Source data
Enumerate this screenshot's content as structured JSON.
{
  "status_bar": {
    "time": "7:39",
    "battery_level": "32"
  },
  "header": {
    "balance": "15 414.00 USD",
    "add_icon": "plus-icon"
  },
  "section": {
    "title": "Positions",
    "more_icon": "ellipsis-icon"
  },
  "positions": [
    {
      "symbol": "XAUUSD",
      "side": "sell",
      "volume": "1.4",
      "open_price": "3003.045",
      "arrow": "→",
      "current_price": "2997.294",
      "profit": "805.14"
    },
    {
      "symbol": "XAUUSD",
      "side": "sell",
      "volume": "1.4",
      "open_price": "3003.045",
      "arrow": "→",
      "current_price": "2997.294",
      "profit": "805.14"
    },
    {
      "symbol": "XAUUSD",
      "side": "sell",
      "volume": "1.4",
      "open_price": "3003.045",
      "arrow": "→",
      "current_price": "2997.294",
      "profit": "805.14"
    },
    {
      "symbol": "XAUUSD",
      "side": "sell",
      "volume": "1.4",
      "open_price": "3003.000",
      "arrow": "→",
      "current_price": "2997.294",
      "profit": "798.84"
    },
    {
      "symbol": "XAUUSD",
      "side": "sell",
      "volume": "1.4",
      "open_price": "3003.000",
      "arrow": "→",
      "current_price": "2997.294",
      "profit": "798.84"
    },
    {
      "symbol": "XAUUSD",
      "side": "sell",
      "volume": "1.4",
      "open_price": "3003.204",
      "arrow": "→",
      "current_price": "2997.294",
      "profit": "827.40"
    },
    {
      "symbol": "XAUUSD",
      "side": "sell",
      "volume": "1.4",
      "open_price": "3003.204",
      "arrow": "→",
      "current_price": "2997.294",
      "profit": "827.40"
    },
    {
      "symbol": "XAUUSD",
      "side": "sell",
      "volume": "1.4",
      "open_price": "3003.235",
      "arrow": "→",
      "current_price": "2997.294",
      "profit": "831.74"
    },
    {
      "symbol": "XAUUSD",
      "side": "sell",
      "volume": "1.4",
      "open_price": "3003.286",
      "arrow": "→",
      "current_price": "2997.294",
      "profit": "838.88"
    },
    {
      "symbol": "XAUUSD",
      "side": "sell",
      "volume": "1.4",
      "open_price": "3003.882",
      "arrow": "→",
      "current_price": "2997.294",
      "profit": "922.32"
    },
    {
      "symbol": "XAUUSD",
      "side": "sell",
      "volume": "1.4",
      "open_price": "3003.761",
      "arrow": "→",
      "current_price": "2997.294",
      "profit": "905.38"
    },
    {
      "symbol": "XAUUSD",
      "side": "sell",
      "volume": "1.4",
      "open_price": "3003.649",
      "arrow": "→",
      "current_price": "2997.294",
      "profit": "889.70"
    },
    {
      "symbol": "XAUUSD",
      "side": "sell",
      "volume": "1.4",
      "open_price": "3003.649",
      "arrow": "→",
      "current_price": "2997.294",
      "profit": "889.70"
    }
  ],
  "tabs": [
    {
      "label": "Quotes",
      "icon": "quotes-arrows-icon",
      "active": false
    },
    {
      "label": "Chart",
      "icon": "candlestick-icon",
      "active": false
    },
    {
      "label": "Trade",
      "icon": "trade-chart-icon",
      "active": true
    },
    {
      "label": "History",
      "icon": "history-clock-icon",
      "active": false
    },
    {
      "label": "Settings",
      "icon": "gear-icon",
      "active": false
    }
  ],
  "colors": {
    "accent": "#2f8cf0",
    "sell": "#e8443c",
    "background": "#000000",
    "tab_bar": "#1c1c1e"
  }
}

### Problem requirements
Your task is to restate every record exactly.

### Response area
Enumerate this screenshot's content as structured JSON.
{
  "status_bar": {
    "time": "7:39",
    "battery_level": "32"
  },
  "header": {
    "balance": "15 414.00 USD",
    "add_icon": "plus-icon"
  },
  "section": {
    "title": "Positions",
    "more_icon": "ellipsis-icon"
  },
  "positions": [
    {
      "symbol": "XAUUSD",
      "side": "sell",
      "volume": "1.4",
      "open_price": "3003.045",
      "arrow": "→",
      "current_price": "2997.294",
      "profit": "805.14"
    },
    {
      "symbol": "XAUUSD",
      "side": "sell",
      "volume": "1.4",
      "open_price": "3003.045",
      "arrow": "→",
      "current_price": "2997.294",
      "profit": "805.14"
    },
    {
      "symbol": "XAUUSD",
      "side": "sell",
      "volume": "1.4",
      "open_price": "3003.045",
      "arrow": "→",
      "current_price": "2997.294",
      "profit": "805.14"
    },
    {
      "symbol": "XAUUSD",
      "side": "sell",
      "volume": "1.4",
      "open_price": "3003.000",
      "arrow": "→",
      "current_price": "2997.294",
      "profit": "798.84"
    },
    {
      "symbol": "XAUUSD",
      "side": "sell",
      "volume": "1.4",
      "open_price": "3003.000",
      "arrow": "→",
      "current_price": "2997.294",
      "profit": "798.84"
    },
    {
      "symbol": "XAUUSD",
      "side": "sell",
      "volume": "1.4",
      "open_price": "3003.204",
      "arrow": "→",
      "current_price": "2997.294",
      "profit": "827.40"
    },
    {
      "symbol": "XAUUSD",
      "side": "sell",
      "volume": "1.4",
      "open_price": "3003.204",
      "arrow": "→",
      "current_price": "2997.294",
      "profit": "827.40"
    },
    {
      "symbol": "XAUUSD",
      "side": "sell",
      "volume": "1.4",
      "open_price": "3003.235",
      "arrow": "→",
      "current_price": "2997.294",
      "profit": "831.74"
    },
    {
      "symbol": "XAUUSD",
      "side": "sell",
      "volume": "1.4",
      "open_price": "3003.286",
      "arrow": "→",
      "current_price": "2997.294",
      "profit": "838.88"
    },
    {
      "symbol": "XAUUSD",
      "side": "sell",
      "volume": "1.4",
      "open_price": "3003.882",
      "arrow": "→",
      "current_price": "2997.294",
      "profit": "922.32"
    },
    {
      "symbol": "XAUUSD",
      "side": "sell",
      "volume": "1.4",
      "open_price": "3003.761",
      "arrow": "→",
      "current_price": "2997.294",
      "profit": "905.38"
    },
    {
      "symbol": "XAUUSD",
      "side": "sell",
      "volume": "1.4",
      "open_price": "3003.649",
      "arrow": "→",
      "current_price": "2997.294",
      "profit": "889.70"
    },
    {
      "symbol": "XAUUSD",
      "side": "sell",
      "volume": "1.4",
      "open_price": "3003.649",
      "arrow": "→",
      "current_price": "2997.294",
      "profit": "889.70"
    }
  ],
  "tabs": [
    {
      "label": "Quotes",
      "icon": "quotes-arrows-icon",
      "active": false
    },
    {
      "label": "Chart",
      "icon": "candlestick-icon",
      "active": false
    },
    {
      "label": "Trade",
      "icon": "trade-chart-icon",
      "active": true
    },
    {
      "label": "History",
      "icon": "history-clock-icon",
      "active": false
    },
    {
      "label": "Settings",
      "icon": "gear-icon",
      "active": false
    }
  ],
  "colors": {
    "accent": "#2f8cf0",
    "sell": "#e8443c",
    "background": "#000000",
    "tab_bar": "#1c1c1e"
  }
}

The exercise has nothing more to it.